START SOURCE INFORMATION

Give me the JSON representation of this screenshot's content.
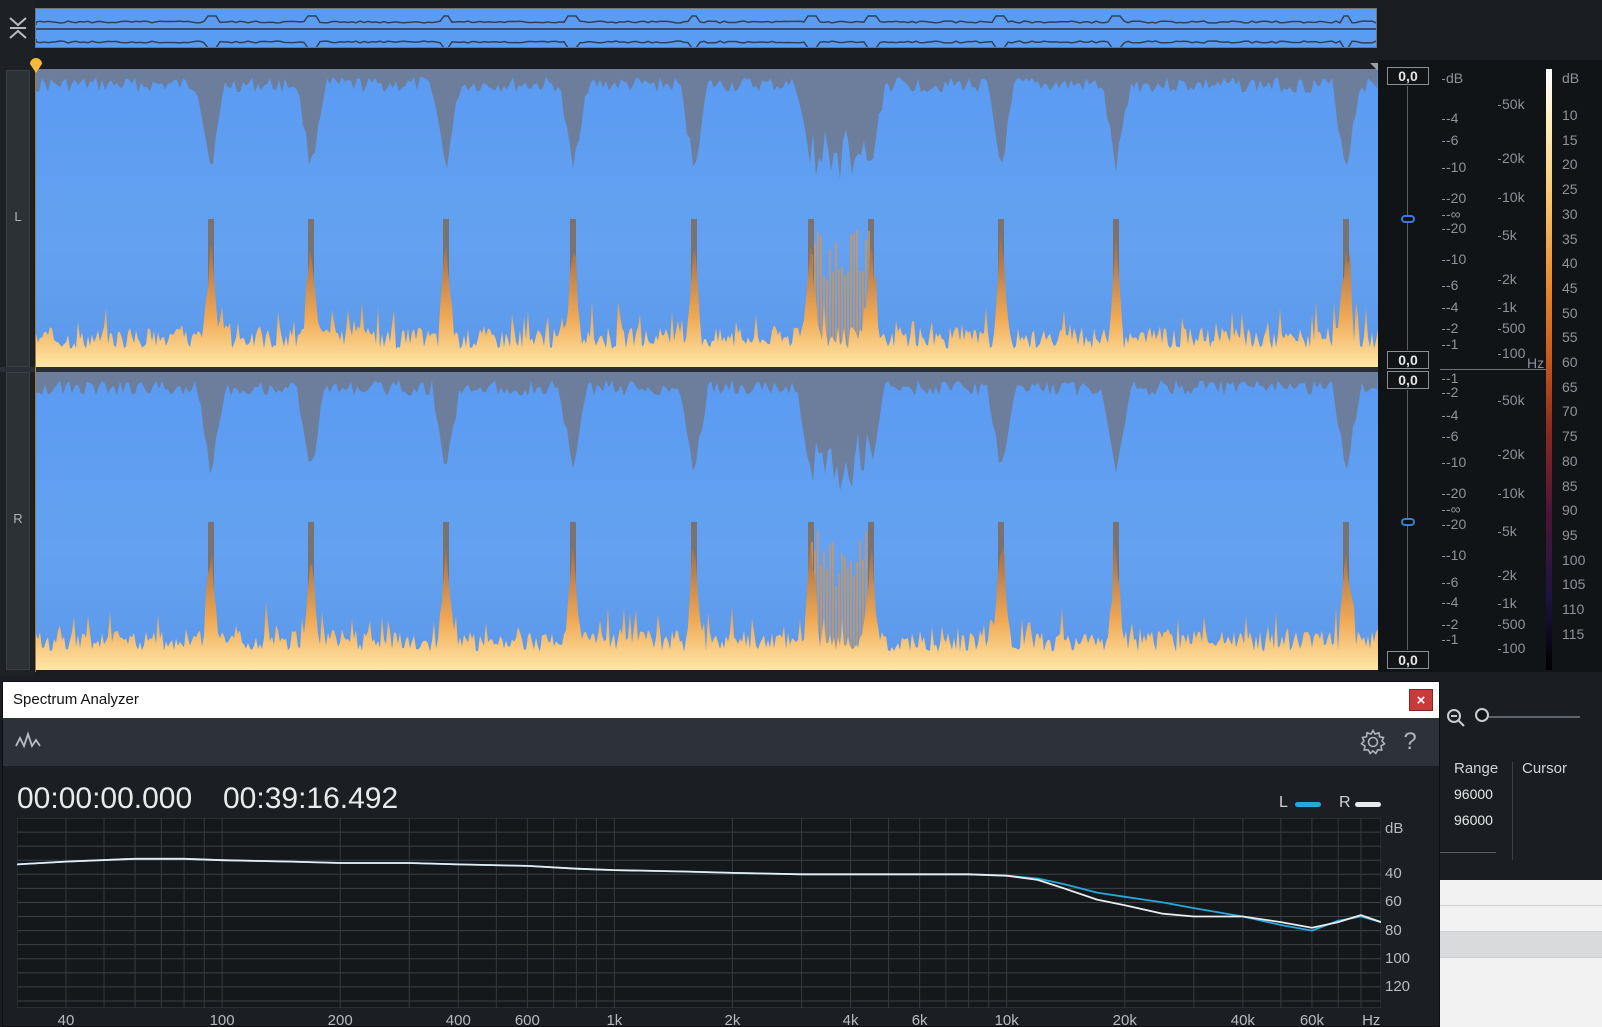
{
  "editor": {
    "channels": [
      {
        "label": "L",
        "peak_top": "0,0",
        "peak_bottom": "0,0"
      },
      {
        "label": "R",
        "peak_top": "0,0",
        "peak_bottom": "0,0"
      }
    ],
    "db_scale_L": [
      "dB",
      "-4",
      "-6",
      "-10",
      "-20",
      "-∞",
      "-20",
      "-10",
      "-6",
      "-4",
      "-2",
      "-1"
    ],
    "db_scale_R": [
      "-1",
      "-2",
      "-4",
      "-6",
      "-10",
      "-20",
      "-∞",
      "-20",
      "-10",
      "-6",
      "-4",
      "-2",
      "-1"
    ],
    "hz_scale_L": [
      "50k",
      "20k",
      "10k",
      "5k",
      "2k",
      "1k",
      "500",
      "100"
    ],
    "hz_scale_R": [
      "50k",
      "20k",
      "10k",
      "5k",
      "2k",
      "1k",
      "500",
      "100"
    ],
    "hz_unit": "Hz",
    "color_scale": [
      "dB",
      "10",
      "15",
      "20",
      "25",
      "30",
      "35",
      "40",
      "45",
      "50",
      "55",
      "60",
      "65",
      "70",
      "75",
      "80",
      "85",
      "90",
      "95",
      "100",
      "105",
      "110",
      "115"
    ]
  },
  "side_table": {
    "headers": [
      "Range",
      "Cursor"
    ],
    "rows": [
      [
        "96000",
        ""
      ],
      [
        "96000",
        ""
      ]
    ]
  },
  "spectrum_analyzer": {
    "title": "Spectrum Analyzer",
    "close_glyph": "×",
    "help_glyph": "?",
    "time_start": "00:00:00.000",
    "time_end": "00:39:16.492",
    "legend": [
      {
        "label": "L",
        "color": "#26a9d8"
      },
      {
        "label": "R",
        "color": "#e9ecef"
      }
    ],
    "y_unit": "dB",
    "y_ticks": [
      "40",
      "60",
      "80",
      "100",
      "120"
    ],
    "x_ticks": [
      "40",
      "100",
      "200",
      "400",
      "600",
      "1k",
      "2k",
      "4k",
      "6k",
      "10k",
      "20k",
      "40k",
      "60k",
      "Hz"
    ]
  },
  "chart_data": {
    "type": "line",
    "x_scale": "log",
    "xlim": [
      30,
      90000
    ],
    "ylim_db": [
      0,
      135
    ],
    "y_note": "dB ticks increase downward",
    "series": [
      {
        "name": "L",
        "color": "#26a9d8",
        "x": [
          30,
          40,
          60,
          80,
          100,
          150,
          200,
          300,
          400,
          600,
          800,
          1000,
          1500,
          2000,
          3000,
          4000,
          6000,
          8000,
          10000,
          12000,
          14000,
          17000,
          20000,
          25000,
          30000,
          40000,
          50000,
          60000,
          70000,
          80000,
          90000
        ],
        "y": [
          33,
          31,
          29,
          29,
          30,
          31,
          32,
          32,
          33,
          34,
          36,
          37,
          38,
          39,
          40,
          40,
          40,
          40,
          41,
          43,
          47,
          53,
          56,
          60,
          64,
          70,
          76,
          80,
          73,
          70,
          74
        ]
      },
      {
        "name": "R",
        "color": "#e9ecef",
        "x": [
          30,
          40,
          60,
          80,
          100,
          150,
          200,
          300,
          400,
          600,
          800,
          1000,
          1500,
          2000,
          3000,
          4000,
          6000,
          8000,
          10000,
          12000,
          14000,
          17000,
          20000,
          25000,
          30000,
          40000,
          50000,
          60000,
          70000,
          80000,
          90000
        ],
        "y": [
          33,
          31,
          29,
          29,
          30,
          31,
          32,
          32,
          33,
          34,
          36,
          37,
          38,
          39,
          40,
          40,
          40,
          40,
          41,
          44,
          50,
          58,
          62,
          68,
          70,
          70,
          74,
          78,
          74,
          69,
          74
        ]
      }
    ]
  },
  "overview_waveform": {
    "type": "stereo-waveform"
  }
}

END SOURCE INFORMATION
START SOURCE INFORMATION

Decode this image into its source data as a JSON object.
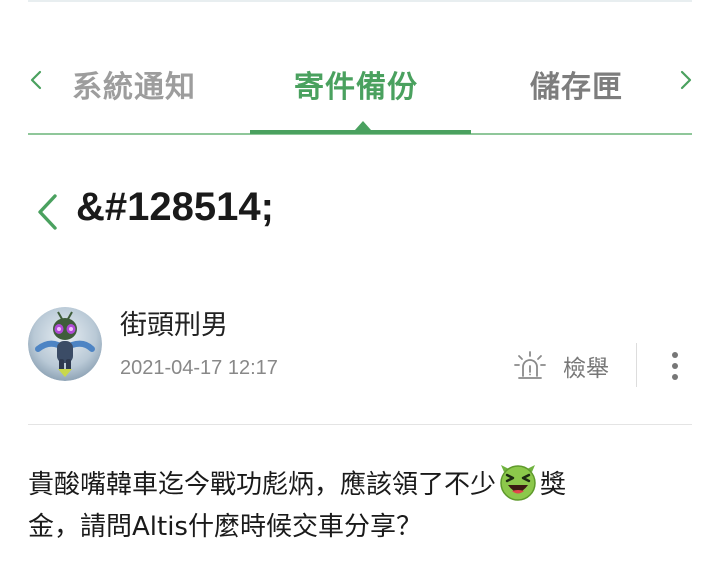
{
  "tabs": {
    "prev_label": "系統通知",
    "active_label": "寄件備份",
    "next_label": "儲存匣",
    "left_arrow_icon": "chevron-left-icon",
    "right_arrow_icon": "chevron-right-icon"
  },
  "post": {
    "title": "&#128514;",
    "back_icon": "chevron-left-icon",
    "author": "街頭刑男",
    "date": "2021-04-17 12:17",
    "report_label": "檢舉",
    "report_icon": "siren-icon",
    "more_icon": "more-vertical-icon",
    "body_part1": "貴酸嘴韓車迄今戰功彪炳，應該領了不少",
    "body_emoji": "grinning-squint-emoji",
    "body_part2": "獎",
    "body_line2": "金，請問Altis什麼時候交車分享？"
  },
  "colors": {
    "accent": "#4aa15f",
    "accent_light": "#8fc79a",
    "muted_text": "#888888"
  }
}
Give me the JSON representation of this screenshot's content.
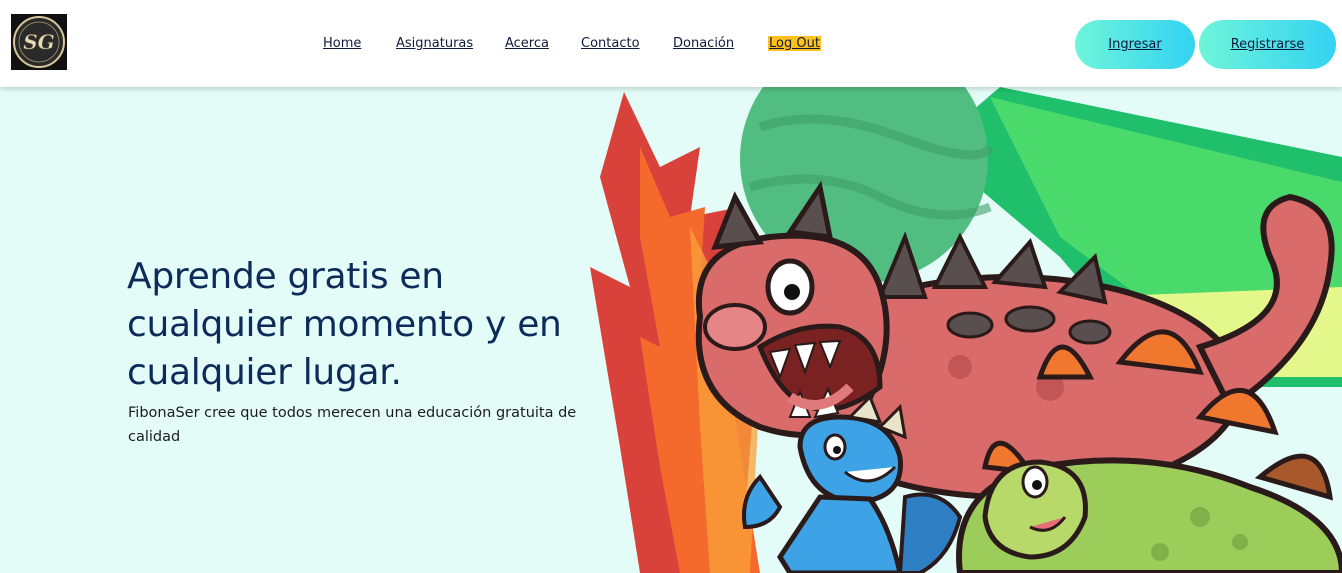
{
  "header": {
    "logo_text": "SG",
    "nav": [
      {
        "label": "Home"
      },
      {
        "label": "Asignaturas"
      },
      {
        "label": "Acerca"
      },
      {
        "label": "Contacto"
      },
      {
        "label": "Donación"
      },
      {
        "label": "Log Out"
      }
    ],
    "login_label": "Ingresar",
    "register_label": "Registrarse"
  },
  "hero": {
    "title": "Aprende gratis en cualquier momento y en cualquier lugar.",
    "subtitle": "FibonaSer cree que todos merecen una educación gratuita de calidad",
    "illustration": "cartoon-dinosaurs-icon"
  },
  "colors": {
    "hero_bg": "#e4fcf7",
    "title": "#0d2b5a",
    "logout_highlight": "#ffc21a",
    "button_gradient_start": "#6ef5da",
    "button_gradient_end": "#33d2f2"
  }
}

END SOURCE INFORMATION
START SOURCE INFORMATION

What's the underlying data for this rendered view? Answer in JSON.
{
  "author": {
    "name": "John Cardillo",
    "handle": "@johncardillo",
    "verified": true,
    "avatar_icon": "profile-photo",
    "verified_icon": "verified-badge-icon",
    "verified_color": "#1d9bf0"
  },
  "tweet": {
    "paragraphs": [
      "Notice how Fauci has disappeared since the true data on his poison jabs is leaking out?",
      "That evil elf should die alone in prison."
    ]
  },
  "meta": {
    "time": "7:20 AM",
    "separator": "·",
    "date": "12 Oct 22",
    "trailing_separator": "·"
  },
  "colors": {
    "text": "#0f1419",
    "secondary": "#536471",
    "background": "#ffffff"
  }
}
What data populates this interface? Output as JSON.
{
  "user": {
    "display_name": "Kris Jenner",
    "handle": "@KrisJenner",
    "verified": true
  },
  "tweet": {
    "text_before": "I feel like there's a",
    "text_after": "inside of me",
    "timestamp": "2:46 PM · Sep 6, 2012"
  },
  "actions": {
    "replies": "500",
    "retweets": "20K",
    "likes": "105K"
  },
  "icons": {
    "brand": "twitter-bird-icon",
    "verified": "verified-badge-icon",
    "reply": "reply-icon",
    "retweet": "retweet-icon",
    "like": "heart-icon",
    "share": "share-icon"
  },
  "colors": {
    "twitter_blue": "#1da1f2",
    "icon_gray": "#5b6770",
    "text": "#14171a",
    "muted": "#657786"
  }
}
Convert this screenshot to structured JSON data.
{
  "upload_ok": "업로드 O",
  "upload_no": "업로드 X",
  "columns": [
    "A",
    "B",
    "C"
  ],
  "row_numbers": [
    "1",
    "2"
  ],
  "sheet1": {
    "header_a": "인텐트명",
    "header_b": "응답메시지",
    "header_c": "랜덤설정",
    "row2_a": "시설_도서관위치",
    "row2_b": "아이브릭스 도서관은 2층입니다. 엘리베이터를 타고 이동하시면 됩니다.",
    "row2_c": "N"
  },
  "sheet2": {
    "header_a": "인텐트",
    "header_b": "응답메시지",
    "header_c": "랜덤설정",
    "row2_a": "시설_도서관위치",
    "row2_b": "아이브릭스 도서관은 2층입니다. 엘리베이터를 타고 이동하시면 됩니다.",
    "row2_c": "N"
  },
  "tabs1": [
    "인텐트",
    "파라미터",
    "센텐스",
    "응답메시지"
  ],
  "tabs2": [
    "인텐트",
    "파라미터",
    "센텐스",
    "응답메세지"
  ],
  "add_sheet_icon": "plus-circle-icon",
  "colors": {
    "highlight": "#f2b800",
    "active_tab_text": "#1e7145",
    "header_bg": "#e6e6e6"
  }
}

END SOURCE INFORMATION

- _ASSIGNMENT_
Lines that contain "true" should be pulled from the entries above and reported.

- _TASK RESPONSE_
    "verified": true,
      "Notice how Fauci has disappeared since the true data on his poison jabs is leaking out?",
    "verified": true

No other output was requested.